Database solutions are very limited either in capacity and version or in manageability.
Deciding whether to use cloud computing is not an easy decision. It will affect your application design and development environment. I can give you some pointers for consideration:
CDN or Cloud?
Downloads require a lot of bandwidth. You will probably want a redundant network (which costs a lot of money), and there is always an issue of being close to your users (which requires multiple locations).
In order to solve these issues, you’re probably using some kind of a CDN solution. If your total download is not in terabytes, I recommend looking into a cloud solution such as Amazon S3. Pay per usage has a huge advantage (I’m talking about thousands of dollars per year) over buying a minimal quota package per month from major CDN providers.
If you are a new company, requiring just a few dedicated servers, including load balancing, buying, and hosting a server - a managed dedicated solution will cost you $1,000-$1,500 per month per server. Each cloud server is about $200-$500 and you only pay for what you use.
The key benefit is the ability to scale up in a matter of hours and not days or weeks. And it’s important to place your servers close to your users, no matter where they are in the world.
If you require a simple DB service with storage requirements lower than 10GB, and the number of hits on your server per second is in the low thousands, finding an adequate SQL Server or MySQL solution should not be a problem. Your solution will enjoy high availability and be redundant.
Back to the Future - 2021 Update
This was my original blog post from 2009. So much has changed since. Here is a brief update about cloud computing today:
In many cases, scaling up and down is a matter of seconds, not hours. For some cloud services, such as Azure Synapse Analytics, you can also scale out. Some cloud services offer auto-scaling or a serverless model, in which you don't even need to take care of scaling. Everything is done automatically.
Provisioning of new servers or services is also a lot faster than 12 years ago. You can spin up a bunch of servers within minutes. You can do it manually through the portal or programmatically through cloud shells and other scripting languages of your choice (e.g. PowerShell).
High availability is a lot higher than before. All cloud providers give you a clear SLA for each service, and you can use availability features, such as Availability Sets and Ge-Redundant Replication, to comply with your availability requirements.
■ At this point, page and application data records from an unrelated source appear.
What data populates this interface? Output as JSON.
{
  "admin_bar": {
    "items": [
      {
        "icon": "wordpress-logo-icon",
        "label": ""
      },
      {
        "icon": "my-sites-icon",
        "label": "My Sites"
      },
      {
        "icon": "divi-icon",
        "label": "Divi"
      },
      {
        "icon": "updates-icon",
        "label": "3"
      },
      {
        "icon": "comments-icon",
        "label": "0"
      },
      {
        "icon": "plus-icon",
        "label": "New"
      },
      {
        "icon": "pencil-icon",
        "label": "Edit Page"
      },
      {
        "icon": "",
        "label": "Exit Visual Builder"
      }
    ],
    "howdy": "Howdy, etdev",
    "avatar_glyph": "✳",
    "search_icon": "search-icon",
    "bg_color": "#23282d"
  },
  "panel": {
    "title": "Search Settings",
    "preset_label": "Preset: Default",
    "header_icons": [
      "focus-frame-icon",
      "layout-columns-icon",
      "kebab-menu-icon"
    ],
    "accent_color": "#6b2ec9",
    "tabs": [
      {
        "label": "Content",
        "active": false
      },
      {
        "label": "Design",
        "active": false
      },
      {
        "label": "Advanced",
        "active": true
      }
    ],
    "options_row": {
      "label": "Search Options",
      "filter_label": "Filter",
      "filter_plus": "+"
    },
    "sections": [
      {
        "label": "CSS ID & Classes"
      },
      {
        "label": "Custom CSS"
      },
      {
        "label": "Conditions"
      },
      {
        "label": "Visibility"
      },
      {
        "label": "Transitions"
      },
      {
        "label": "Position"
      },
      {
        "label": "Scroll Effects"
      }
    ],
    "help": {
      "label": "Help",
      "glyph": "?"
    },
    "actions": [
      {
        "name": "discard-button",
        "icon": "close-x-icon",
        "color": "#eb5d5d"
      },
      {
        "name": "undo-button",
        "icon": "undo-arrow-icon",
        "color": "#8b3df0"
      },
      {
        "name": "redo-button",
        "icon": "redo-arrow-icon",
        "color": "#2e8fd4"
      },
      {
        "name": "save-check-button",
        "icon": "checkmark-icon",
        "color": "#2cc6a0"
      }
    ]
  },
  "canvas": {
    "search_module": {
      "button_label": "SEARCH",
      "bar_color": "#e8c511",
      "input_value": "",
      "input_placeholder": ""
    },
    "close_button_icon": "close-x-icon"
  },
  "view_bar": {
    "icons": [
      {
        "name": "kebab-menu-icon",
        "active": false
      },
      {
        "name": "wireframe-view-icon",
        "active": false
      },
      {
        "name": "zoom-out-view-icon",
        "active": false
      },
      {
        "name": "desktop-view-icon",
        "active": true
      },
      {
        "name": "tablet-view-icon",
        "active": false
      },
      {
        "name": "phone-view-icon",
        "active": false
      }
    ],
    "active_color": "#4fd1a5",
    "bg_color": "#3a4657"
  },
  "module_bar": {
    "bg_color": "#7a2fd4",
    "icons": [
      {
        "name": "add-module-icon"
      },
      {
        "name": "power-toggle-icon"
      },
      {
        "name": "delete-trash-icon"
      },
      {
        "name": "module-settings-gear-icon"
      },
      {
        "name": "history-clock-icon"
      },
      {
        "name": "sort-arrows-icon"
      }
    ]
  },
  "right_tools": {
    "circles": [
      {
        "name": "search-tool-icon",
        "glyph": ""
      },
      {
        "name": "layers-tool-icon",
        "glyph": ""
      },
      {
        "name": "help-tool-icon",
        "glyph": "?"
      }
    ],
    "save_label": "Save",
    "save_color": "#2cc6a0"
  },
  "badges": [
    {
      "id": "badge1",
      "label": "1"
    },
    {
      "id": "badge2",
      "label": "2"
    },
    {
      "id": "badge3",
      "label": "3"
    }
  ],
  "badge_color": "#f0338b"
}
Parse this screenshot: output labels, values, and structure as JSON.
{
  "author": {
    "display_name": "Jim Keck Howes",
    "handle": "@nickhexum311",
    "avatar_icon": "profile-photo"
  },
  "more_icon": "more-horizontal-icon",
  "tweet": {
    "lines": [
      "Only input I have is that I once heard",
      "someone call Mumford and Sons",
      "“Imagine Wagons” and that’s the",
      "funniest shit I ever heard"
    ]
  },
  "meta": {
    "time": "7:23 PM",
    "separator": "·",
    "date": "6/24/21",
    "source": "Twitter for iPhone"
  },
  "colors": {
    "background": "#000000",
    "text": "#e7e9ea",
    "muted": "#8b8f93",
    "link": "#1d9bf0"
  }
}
Today, the world is full of data centers, and you can choose how to distribute your services and your data according to latency and regulatory requirements. Azure, for example, has more than 160 data centers in more than 60 regions across the world. And a new data center in Israel is coming soon. This gives you a lot of flexibility.
Security is a top priority of all cloud providers. It used to be a concern to put your data in the cloud, but today it's clear that you will never get the same level of security in your own data center compared to what you get in the cloud. Cloud providers adhere to all the latest security regulations, such as HIPPA, PCI DSS, and GDPR. And you get built-in services, such as Threat Protection and DDoS Protection.
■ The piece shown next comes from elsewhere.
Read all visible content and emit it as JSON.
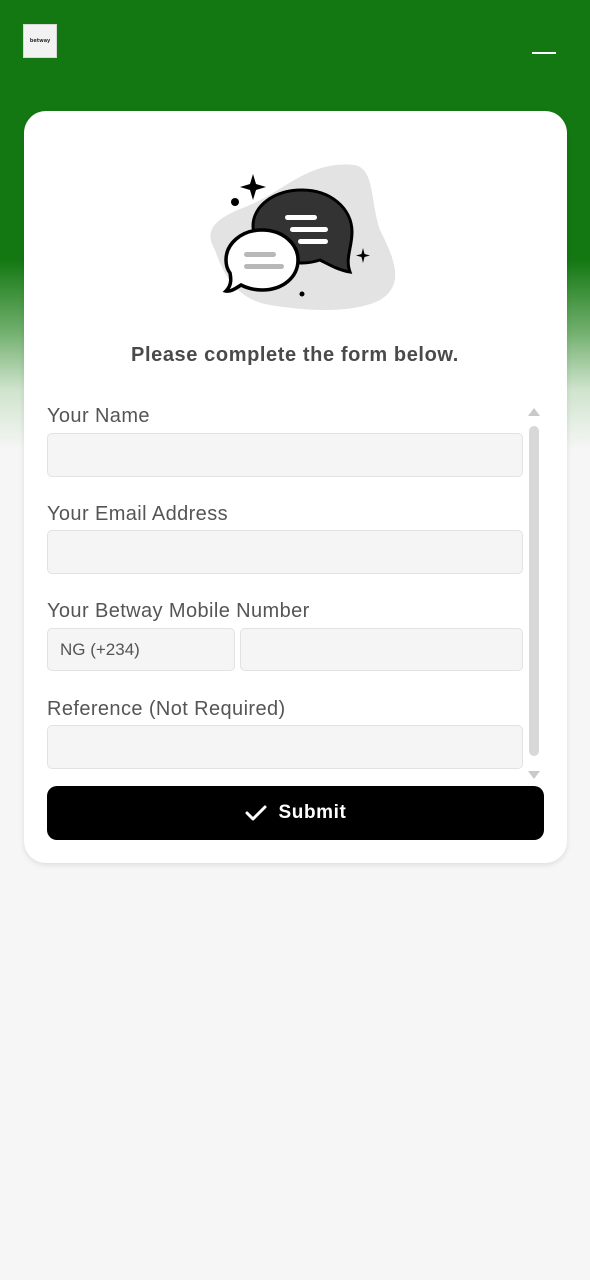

Today, .NET is fully compatible with the cloud, as well as any other language or programming platform. And there are many tools and IDEs, such as Visual Studio Code and Azure Data Studio, that make it easy to develop cloud-first applications.
Did you say Database? There are so many options to choose from. You can choose IaaS (e.g. SQL Server on Azure VM) or PaaS (e.g. Azure SQL Database). You can choose different service tiers, such as General-Purpose, Business-Critical, or Serverless. You can choose between various managed database platforms, such as SQL Server, PostgreSQL, and MySQL. And you get so many features and services out of the box.